GOAL OF THE EXERCISE: Every line of the entries below that mentions "Caprhy" is to be copied out.

DATA SHOWN:
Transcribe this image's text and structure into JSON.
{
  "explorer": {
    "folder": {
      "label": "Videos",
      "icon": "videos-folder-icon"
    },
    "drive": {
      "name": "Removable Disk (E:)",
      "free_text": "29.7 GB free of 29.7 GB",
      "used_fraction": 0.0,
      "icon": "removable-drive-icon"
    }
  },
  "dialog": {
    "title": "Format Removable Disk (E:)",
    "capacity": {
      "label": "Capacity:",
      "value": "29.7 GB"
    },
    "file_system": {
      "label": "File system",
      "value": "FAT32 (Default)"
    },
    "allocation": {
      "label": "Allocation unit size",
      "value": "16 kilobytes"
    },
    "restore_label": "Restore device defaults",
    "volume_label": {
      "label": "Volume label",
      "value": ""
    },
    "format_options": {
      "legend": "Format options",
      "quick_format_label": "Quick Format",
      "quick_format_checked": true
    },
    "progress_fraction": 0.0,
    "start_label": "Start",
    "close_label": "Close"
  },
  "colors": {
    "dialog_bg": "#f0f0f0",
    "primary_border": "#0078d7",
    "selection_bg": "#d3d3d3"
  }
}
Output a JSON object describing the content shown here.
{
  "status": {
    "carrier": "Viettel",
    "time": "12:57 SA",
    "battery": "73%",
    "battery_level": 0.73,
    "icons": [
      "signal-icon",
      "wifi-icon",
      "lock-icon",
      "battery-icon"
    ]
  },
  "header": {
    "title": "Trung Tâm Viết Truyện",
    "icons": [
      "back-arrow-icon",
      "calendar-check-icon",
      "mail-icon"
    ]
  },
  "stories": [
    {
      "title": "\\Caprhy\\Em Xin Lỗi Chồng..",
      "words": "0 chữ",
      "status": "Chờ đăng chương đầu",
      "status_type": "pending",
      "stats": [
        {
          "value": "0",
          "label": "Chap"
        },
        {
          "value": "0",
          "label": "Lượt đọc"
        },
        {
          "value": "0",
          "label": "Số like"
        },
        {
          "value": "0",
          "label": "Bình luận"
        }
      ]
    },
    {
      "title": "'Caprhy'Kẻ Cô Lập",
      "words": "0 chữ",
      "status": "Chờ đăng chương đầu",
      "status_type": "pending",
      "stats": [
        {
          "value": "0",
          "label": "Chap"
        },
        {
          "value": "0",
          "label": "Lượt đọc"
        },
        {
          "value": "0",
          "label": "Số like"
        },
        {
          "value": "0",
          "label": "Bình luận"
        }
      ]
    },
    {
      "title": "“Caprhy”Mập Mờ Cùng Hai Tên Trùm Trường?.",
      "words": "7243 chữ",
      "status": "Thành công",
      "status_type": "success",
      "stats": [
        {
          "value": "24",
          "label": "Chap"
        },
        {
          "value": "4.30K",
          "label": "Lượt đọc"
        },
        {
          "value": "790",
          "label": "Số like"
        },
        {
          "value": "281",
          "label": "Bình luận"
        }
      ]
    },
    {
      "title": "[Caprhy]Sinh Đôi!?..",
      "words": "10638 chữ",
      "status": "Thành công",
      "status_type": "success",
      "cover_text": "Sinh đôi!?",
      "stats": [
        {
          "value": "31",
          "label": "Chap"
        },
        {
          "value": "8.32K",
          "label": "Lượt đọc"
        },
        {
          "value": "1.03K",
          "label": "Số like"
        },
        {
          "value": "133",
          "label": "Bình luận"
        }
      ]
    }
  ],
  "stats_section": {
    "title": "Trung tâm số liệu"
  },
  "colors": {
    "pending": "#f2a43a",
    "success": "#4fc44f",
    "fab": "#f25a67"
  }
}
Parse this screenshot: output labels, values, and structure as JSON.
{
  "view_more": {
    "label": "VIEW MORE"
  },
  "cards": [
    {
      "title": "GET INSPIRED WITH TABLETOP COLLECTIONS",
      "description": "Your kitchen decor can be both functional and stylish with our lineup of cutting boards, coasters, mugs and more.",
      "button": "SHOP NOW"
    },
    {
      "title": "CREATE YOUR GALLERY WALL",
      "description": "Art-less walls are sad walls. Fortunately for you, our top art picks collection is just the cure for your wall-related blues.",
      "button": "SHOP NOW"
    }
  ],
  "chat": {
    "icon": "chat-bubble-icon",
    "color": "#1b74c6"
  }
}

WRITTEN ANSWER:
      "title": "\\Caprhy\\Em Xin Lỗi Chồng..",
      "title": "'Caprhy'Kẻ Cô Lập",
      "title": "“Caprhy”Mập Mờ Cùng Hai Tên Trùm Trường?.",
      "title": "[Caprhy]Sinh Đôi!?..",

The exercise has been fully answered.